Today, most aspects of policing from simple traffic enforcement to homicide investigation rely on identification and acknowledgement of a police agent as a law enforcement officer. The presence of a “highly visible police have a deterrent effect” (Baker, 2009) to crime, and many believe that any criminal intending to commit a crime will most likely avoid committing crime if there is a likely hood of encountering a police officer in uniform. Certainly, the presence of a uniformed police officer has it benefits to modern society, as it leads to calm and peace of mind in that it assure members of public that someone is on the lookout. The problem though with this form of policing is that it faces many dilemmas especially “when attempting to justify and fund this police presence that crime ridden neighborhoods and communities continually demand” (Baker, 2009). It’s particularly hard to measure the benefit and quantify the number of crimes were suppressed by this form of policing.
“One of the most notable exceptions to uniformed duty is undercover work” (O’Connor, 2007). Although it’s the most challenging area of law enforcement, undercover is the most unique and efficient investigatory tools available to members of law enforcement. Undercover is based on the theory that “not wearing a uniform removes any impediments to acquiring information” (O’Connor, 2007). Undercover police assume the identity of another person for a predefined and substantial amount of time. This form of policing requires secrecy. As an undercover agent, police are able to penetrate areas of the community where police are not readily welcome.
The main purpose of going undercover is to gather “enough information to enable a successful prosecution” (O’Connor, 2007) of criminal. Undercover police aim is to obtain physical evidence, which can enable them to seek an arrest warrant. A police officer’s identity is revealed once he/she obtains an arrest warrant. Undercover operations lead to the arrest of a large number of people because undercover agents are able to maximize the opportunity presented by the operation.
Although undercover policing is a better alternative to uniformed policing, this method of policing has “garnered an air of apprehension and distrust from the public” (Baker, 2009). The media have made the matter worse by portraying rogue “undercover cops going off the grid to affect their own form of justice on unsuspecting suspects” (O’Connor, 2007). Within the American culture, there exists an attitude of distrust to undercover operations. Member of minorities race feel that the police exceed their limit in detecting and apprehending criminals. The public feel that undercover police use unfair tactics that induce criminal activities resulting to entrapment.
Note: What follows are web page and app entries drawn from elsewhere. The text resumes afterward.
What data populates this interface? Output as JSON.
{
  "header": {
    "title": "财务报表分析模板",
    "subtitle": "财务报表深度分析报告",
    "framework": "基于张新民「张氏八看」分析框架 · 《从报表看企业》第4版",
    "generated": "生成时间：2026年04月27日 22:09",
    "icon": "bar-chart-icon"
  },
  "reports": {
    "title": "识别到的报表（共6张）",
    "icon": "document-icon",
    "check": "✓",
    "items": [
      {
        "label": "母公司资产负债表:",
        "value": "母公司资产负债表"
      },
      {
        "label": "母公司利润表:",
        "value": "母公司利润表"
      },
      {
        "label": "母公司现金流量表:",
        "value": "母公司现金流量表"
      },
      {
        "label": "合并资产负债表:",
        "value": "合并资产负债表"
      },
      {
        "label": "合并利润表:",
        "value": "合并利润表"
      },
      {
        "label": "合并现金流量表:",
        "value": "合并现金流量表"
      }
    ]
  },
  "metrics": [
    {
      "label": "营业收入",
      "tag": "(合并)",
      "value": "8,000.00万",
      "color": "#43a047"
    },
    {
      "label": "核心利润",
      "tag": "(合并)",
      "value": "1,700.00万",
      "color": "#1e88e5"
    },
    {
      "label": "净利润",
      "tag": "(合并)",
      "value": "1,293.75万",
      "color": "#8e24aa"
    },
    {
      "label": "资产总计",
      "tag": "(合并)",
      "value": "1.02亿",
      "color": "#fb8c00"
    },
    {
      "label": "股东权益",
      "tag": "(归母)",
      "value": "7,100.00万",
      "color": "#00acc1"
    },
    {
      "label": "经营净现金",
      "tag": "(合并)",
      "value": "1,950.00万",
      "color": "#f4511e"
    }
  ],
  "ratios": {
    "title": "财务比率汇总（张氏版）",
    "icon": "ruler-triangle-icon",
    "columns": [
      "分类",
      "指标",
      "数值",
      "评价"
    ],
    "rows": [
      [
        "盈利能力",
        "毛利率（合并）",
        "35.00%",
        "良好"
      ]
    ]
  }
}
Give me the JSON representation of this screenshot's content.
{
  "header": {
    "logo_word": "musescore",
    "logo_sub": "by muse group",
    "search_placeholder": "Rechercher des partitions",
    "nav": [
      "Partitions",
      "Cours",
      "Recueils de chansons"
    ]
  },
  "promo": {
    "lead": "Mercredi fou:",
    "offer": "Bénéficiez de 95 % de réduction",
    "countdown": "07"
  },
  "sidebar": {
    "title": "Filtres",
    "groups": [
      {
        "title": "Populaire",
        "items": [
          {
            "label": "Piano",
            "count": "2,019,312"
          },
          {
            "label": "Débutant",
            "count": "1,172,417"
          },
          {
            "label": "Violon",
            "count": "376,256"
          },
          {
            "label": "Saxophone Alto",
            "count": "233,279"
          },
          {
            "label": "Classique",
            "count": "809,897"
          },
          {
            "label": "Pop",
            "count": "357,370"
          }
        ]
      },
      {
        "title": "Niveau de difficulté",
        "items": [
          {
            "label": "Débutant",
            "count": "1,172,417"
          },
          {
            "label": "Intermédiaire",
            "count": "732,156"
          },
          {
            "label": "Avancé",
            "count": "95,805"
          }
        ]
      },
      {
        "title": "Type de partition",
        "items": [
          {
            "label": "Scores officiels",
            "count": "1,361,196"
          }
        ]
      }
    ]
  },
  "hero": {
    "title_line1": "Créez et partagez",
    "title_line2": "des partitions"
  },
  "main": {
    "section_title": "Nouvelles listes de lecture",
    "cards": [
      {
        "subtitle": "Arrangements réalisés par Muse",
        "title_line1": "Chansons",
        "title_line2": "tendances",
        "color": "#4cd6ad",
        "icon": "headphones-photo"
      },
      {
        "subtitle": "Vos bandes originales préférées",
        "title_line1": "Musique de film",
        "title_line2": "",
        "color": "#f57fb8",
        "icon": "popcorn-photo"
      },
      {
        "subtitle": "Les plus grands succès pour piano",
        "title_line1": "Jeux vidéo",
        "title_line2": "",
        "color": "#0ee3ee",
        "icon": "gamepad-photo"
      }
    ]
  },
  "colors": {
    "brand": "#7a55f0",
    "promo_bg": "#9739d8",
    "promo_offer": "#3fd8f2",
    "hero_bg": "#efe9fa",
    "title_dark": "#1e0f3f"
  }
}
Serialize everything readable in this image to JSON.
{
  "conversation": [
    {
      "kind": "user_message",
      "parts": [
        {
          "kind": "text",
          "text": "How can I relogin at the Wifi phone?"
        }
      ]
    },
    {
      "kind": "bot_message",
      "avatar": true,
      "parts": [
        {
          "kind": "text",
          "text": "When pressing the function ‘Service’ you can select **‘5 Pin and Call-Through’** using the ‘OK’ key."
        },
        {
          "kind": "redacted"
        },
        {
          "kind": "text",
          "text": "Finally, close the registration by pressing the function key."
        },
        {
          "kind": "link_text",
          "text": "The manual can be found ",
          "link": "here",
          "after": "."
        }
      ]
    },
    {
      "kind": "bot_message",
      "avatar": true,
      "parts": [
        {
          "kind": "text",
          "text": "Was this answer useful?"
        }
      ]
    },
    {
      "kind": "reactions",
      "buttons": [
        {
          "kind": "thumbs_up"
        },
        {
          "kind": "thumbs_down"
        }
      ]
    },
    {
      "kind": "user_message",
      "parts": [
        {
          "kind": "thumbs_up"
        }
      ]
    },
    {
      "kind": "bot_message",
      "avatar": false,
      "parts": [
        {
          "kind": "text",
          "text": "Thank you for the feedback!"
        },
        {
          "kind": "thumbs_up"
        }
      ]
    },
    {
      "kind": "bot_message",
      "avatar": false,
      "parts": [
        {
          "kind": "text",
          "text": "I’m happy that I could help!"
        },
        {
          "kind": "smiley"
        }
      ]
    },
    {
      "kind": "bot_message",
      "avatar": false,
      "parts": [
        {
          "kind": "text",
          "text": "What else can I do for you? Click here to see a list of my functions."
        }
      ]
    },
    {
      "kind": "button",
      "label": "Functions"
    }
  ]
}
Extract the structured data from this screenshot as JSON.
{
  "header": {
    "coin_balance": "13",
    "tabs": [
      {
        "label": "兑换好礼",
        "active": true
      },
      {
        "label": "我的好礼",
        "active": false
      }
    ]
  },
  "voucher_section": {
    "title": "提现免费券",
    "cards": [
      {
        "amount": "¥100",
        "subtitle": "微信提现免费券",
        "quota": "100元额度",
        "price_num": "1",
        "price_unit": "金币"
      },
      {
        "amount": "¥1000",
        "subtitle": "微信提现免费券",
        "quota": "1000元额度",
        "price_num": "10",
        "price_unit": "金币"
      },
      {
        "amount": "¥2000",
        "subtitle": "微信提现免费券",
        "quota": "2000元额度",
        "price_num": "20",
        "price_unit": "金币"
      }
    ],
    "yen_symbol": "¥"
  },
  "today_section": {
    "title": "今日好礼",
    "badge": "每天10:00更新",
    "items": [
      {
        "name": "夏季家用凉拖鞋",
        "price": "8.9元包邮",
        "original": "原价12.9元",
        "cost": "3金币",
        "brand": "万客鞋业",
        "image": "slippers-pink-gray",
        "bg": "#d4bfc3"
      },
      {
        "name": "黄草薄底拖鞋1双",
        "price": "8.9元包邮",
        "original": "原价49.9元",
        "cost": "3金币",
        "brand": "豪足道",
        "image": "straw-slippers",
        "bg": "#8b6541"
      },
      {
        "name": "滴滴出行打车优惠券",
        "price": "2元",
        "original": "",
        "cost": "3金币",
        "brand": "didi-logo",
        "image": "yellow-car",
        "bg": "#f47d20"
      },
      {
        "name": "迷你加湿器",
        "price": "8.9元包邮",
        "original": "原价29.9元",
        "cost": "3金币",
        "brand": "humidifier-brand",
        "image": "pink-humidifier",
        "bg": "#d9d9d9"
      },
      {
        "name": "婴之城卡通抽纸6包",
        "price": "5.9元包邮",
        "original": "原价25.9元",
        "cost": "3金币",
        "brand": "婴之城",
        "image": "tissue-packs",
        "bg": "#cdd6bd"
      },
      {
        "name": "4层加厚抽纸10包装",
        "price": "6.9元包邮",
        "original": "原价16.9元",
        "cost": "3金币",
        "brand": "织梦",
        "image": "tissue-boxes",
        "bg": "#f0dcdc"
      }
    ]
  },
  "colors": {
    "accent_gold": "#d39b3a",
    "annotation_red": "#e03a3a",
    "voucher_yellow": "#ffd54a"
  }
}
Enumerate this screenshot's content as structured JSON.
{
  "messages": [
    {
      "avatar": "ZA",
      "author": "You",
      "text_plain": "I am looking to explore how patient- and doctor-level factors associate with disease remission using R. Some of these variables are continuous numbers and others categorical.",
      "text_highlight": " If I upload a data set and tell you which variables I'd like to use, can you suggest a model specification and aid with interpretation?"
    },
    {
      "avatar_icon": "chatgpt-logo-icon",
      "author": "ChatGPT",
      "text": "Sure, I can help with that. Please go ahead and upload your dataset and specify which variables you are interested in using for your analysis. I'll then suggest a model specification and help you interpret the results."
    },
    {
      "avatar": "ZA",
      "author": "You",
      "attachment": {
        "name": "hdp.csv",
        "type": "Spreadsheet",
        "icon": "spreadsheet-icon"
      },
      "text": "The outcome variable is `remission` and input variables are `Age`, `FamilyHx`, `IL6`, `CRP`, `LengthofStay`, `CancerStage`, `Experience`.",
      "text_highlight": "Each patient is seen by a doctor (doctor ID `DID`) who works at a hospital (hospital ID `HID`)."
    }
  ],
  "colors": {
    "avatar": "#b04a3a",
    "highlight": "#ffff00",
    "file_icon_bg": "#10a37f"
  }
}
Although the law allows undercover police to entice individual to commit crime during undercover operation, some police officer goes beyond the call of duty by using outrageous inducement means that cause regular law-abiding person to commit crime. This is especially true when undercover agents are trying to get informants who will give them vital leads related to cases they are investigating. Some agents do not commit enough time to determine a person predisposition before inducing them to commit crime. In some cases, undercover police have been known to target recently released convicts who are trying to turn their life around. Such practices create a lot of anger directed at police.
Another aspect of undercover operation raising tension and apprehension to member of public is internet undercover policing. Law enforcement agents are going “undercover with false online profiles to communicate with suspects and gather private information” (Lardner, 2010). In these operations, undercover police will identify a target’s relatives and friend, from whom the officer will then proceed to gather private information about the target. This information is the used to prosecute the target. In such cases, members of public feel that they are duped to incriminate their friends and relatives, hence becoming very wary about such police operations.
Undercover police operations are not always viewed with suspicion and distrust especially when they respond to public complaints. In such cases, member of public gives tips to undercover police about particular crime perpetrator within the community. The police then work with close collaboration with member of public in investigating and prosecuting perpetrator. Most prostitution and drug related cases are solved this way. When member of public feel that they stand to benefit from such operations, they readily provide vital information and give full support to such operations.
Uniformed policing is the most common form of law enforcement, and has been known to deter crime. However, this form of policing is surrounded by many predicaments since it’s hard to measure the number of crimes that were never committed. Law enforcement officers has recognized undercover policing as the most efficient and unique tool of investigation. Despite its efficiency, undercover policing is faced with distrust and apprehension from members of public. Many feel that this form of policing has created rogue undercover agents who exploit undercover operations for their own selfish gain. Other communities readily support undercover policing by providing vitals tips and collaborating with undercover agents to fight crimes like prostitution and drugs.
Baker, D. (2009). Understanding and Overcoming the Entrapment Defense in. Web.
Lardner, R. (2010). When tweets can make you a jailbird. Web.
O’Connor, T. (2007). Informant, Surveillance, and Undercover Operations. Web.